If the words Metalcore and the label “Victory Records” conjure up a certain image that makes older type hide under the bed, don’t be too quick to judge Continents who play The Victoria on Monday. Whilst maintaining the ferocity of the genre, they manage to nail enough looseness, infectious riffing and melody to possibly make them the successors to Bring Me The Horizon. Support comes in a similar vein from Fathoms.

 

 

 

Finally Wednesday rounds off as usual at The Roaring Donkey with the talented and musically dexterous Nick Felix who plays a Christmas themed show.

 

 

 

 

 

 

 

 

 

The Stratton Stroll

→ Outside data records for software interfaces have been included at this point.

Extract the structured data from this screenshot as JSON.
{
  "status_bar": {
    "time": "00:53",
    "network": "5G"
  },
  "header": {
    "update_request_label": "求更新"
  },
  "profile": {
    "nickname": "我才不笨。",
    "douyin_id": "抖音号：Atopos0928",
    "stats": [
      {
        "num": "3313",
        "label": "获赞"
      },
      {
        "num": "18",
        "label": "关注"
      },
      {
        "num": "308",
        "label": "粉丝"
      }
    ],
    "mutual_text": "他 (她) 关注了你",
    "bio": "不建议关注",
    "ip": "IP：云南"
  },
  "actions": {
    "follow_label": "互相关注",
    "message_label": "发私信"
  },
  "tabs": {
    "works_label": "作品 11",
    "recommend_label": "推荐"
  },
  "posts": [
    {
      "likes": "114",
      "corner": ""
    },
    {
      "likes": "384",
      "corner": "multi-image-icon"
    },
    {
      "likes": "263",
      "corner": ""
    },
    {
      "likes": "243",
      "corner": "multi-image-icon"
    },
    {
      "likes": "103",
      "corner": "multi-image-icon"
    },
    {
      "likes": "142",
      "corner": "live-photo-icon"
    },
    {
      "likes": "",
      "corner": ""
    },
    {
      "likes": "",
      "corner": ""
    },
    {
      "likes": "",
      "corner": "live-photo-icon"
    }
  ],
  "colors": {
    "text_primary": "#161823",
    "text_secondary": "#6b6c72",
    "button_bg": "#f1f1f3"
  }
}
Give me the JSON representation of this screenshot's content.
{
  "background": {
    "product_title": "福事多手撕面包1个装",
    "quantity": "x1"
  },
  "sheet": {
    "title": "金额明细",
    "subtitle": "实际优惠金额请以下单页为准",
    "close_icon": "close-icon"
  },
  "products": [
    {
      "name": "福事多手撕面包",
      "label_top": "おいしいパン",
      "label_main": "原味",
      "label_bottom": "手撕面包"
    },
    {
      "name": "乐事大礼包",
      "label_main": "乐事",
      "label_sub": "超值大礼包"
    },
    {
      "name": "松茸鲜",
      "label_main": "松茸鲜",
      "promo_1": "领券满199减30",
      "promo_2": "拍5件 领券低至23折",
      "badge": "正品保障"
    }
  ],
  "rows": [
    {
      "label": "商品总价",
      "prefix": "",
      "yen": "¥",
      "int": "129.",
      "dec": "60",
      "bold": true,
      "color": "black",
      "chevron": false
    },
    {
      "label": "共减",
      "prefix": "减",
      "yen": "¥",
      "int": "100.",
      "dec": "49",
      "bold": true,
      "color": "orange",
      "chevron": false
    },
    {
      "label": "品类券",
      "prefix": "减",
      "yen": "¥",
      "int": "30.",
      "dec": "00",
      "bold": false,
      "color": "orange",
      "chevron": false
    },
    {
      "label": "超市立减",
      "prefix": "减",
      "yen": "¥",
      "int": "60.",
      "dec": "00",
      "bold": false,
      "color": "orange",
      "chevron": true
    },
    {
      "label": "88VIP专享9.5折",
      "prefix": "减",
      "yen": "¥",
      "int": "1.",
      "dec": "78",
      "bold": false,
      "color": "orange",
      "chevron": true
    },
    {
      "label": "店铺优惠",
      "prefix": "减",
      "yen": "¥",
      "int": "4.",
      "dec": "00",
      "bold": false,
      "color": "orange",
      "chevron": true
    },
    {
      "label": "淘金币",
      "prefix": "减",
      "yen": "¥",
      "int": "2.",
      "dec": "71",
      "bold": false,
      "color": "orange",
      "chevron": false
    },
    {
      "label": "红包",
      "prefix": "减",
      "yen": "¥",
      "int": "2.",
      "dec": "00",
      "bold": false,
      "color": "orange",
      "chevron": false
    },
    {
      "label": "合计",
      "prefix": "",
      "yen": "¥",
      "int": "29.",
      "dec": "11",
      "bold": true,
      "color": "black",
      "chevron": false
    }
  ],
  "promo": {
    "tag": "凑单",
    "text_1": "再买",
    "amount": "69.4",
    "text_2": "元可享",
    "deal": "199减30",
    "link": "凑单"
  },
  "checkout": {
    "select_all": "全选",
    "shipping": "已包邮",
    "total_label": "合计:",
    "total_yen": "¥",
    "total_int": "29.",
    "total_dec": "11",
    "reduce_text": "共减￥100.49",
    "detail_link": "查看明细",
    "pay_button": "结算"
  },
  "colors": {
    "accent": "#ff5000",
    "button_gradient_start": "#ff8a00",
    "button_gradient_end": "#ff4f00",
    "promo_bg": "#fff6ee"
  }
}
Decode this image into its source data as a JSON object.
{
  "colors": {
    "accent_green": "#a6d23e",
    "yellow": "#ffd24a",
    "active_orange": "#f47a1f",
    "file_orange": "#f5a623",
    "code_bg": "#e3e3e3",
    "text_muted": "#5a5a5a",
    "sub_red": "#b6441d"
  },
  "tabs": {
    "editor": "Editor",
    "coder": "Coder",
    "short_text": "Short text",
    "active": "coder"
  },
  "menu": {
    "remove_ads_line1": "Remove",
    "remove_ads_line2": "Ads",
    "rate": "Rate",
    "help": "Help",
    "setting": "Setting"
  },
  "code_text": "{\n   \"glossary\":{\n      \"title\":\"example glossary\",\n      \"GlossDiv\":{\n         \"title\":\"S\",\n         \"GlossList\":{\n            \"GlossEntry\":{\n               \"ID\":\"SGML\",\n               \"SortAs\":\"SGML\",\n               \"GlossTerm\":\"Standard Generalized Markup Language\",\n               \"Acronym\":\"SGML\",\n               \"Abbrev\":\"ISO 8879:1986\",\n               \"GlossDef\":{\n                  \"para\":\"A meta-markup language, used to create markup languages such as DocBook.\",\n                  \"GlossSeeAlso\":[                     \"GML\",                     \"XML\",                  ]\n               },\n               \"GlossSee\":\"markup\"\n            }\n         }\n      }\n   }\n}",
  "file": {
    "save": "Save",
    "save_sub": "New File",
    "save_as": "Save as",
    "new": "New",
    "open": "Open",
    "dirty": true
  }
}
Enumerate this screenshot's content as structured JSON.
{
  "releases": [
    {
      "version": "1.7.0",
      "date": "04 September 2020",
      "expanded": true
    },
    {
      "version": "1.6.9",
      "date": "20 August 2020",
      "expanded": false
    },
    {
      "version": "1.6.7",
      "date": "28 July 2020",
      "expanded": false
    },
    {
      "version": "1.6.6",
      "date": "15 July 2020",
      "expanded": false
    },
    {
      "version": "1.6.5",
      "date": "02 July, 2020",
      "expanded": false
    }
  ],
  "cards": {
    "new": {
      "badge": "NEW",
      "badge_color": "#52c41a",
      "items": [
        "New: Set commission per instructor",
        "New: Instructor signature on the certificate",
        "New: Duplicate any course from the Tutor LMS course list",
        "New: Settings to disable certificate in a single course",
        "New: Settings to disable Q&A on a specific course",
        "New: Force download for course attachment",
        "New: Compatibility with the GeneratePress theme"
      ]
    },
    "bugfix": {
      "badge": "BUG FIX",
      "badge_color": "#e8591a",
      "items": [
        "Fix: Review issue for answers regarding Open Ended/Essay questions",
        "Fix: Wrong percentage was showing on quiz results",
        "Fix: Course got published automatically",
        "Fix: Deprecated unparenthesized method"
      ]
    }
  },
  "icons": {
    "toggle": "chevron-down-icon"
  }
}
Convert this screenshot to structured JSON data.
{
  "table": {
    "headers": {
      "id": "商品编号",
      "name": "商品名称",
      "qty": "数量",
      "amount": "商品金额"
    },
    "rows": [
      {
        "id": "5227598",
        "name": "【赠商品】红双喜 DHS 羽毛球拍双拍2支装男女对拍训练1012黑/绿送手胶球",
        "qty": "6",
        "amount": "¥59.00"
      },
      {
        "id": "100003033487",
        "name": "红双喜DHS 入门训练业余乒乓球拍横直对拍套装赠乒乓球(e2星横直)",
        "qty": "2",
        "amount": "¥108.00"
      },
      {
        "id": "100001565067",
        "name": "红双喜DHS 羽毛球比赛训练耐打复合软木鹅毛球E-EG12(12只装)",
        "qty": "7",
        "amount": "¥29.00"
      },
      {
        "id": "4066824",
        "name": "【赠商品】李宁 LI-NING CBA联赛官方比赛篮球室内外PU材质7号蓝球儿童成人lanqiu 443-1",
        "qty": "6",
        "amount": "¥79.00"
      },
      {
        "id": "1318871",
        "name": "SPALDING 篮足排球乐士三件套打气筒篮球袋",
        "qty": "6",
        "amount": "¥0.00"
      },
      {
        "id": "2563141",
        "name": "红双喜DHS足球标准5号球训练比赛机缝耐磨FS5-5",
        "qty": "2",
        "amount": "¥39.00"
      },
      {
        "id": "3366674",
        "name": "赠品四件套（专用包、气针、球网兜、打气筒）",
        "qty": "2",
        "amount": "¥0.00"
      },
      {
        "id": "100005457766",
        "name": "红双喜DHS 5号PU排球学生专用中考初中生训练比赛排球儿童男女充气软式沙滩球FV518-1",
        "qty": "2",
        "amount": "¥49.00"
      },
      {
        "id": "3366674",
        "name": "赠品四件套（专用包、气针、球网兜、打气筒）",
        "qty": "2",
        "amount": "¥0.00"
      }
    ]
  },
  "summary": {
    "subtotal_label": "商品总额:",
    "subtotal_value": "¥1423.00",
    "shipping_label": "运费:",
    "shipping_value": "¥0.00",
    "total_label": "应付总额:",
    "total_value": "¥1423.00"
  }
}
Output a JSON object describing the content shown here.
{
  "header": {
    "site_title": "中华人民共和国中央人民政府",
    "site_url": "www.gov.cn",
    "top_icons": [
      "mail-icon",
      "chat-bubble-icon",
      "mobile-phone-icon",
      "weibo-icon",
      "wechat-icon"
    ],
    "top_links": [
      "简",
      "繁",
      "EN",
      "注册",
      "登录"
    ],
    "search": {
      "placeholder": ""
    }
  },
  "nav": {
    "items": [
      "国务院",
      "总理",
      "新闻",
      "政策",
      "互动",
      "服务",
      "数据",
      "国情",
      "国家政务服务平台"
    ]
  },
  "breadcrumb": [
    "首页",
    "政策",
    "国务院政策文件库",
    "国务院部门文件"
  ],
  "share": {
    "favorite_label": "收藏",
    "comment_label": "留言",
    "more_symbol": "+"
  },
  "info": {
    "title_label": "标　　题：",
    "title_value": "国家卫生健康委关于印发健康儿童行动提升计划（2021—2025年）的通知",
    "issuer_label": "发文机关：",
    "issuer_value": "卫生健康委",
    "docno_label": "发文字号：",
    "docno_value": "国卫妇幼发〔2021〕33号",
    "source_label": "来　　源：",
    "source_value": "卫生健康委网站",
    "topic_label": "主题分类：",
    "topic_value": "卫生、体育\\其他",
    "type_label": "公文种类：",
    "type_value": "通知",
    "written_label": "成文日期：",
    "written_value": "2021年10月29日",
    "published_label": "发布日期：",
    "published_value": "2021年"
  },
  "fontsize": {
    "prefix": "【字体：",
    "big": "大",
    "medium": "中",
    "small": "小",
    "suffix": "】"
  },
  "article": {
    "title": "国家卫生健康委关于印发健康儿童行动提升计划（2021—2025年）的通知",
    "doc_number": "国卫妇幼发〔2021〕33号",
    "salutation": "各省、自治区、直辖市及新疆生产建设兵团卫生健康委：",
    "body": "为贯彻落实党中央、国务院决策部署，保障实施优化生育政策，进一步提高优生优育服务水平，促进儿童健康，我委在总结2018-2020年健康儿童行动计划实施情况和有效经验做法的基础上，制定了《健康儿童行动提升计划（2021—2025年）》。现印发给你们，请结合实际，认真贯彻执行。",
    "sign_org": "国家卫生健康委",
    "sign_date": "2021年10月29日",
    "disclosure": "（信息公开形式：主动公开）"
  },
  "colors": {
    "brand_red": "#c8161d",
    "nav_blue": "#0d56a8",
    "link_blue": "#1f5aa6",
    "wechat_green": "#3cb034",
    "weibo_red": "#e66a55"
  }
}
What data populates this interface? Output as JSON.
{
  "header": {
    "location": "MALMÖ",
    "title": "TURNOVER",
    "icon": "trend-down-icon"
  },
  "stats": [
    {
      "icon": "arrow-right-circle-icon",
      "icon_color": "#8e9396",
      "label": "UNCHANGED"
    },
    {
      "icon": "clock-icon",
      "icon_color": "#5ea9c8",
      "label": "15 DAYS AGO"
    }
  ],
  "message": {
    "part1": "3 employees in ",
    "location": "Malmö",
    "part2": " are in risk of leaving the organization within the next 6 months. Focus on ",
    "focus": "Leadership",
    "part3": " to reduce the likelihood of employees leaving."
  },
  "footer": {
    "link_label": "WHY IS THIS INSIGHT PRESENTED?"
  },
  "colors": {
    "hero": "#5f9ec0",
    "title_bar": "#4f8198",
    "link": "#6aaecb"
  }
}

580441_10152953732135461_1828677105_nSo you’ve heard of The Camden Crawl, The Swindon Shuffle and The Oxford Punt, but if you fancy something similar this Saturday come along to the The Stratton Stroll. I think the title sums up the broad detail but the finer points are that between 6 venues (The Kingsdown Arms, The Wheatsheaf, The Rat Trap, The Crown, The New Inn and the Leisure Centre) you can catch such great acts as the upbeat celtic vibes of Grubby Jack and Missin’ Rosie, the ethereal acoustica of Faye Rogers and Charlie-Anne, the folky Americana of The Shudders, Bateleurs and The Blue Trees and much more besides.

 

As well as great music, Shaun Buswell will be bringing his London Underground Orchestra to the event with the challenge to play all six stages over seven hours. He does like to make things difficult for himself. Stratton, Swindon, this Saturday 13th July. get involved.